TODAY, three and a half million Albanians live in the State of Albania and another three and a half million live side by side on its borders—in Kosova, Macedonia, Montenegro, the Presheva Valley (southern Serbia), and Chameria (northern Greece), while yet another eight million live in the diaspora, primarily in the United States, Western Europe, Turkey, and Australia—having fled Slavic state-sponsored terrorism and later Communism within and outside of the State of Albania.
Although millions were imprisoned, tortured, and killed in the post-war era, Communist and Slavic efforts to suppress or destroy Albanian customs and the major precepts of the Kanun failed.
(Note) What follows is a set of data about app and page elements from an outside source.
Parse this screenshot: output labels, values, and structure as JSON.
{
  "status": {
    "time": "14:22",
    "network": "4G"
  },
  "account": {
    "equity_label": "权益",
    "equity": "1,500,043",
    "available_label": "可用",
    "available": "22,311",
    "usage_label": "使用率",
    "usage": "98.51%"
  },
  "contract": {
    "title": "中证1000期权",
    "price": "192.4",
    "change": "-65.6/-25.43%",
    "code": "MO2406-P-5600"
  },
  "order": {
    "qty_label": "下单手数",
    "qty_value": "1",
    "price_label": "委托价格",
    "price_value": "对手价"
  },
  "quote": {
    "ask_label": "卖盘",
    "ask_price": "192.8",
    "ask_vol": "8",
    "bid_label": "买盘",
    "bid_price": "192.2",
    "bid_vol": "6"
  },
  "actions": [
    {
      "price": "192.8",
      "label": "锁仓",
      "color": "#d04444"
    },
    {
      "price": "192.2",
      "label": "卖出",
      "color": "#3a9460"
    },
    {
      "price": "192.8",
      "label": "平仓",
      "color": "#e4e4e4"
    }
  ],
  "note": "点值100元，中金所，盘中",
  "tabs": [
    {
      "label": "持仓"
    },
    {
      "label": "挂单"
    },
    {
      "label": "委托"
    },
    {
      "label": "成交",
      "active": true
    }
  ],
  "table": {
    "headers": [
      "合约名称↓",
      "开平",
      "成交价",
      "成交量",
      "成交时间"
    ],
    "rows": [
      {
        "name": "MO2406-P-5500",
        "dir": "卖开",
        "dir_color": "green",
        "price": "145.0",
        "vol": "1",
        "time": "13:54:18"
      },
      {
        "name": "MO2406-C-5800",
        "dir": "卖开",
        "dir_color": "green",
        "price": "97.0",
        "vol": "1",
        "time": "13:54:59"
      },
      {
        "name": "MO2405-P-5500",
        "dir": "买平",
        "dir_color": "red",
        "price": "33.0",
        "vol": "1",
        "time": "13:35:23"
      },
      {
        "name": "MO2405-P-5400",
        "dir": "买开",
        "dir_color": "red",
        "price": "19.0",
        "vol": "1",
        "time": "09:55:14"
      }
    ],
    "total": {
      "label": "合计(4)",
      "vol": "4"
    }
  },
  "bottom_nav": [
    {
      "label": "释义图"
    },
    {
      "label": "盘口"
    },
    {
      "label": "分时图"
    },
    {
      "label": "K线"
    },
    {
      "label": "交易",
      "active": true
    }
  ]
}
What has continually allowed Albanians to define themselves after a history of being defined by their subjugators is the powerful ethical underpinning of the Kanun. It also is what made Albanians take on the unique role of saving all Jews from the Holocaust, and powerfully illustrates the intimate interconnection between besa and religious tolerance that has been endemic to Albanians.
In the 21st century, Albanians must begin to overcome the destructive psychosocial consequences of hundreds of years of occupation, racism, and genocide. At the same time, their story is not only one of subjugation but—as epitomized by their courageous behavior during the Holocaust—it is also one of resistance to oppression, religious tolerance, and a commitment to justice.
Shirley Cloyes DioGuardi is the Executive Director of the Albanian American Foundation, the Balkan Affairs Adviser to the Albanian American Civic League, and a political analyst who has testified at several hearings on Southeast Europe before the House International Relations Committee. For more information, visit the website of the Albanian American Civic League and Foundation at www.aacl.com.
This article was published in the January/February 2006 issue of Congress Monthly, the magazine of the American Jewish Congress (New York, New York).
 The Jewish Daily Bulletin, New York, vol. XI, no. 2821, April 17, 1934.
 Leonard Fox, Introduction to The Code of Lekë Dukagjini, translated by Fox from the Albanian text collected and arranged by Shtjefen Gjecov (New York: Gjonlekaj Publishing Company, 1989), p. xix.
 Harvey Sarner, Rescue in Albania. Reprinted by the Albanian American Foundation (Ossining, NY); originally published by Brunswick Press (1997), p. 63.
 Adapted from the account given to Norman Gersham by Alia’s son, Enver, Tirana, May 2004.
 Martin Camaj, Foreword to The Code of Lekë Dukagjini, op. cit., p. xv.
 As quoted by Leonard Fox in his introduction to The Code of Lekë Dukagjini, p. xvii.
 Apostol Kotani, “Acts of Heroism,” Illyria, #369 (New York, NY, 1997).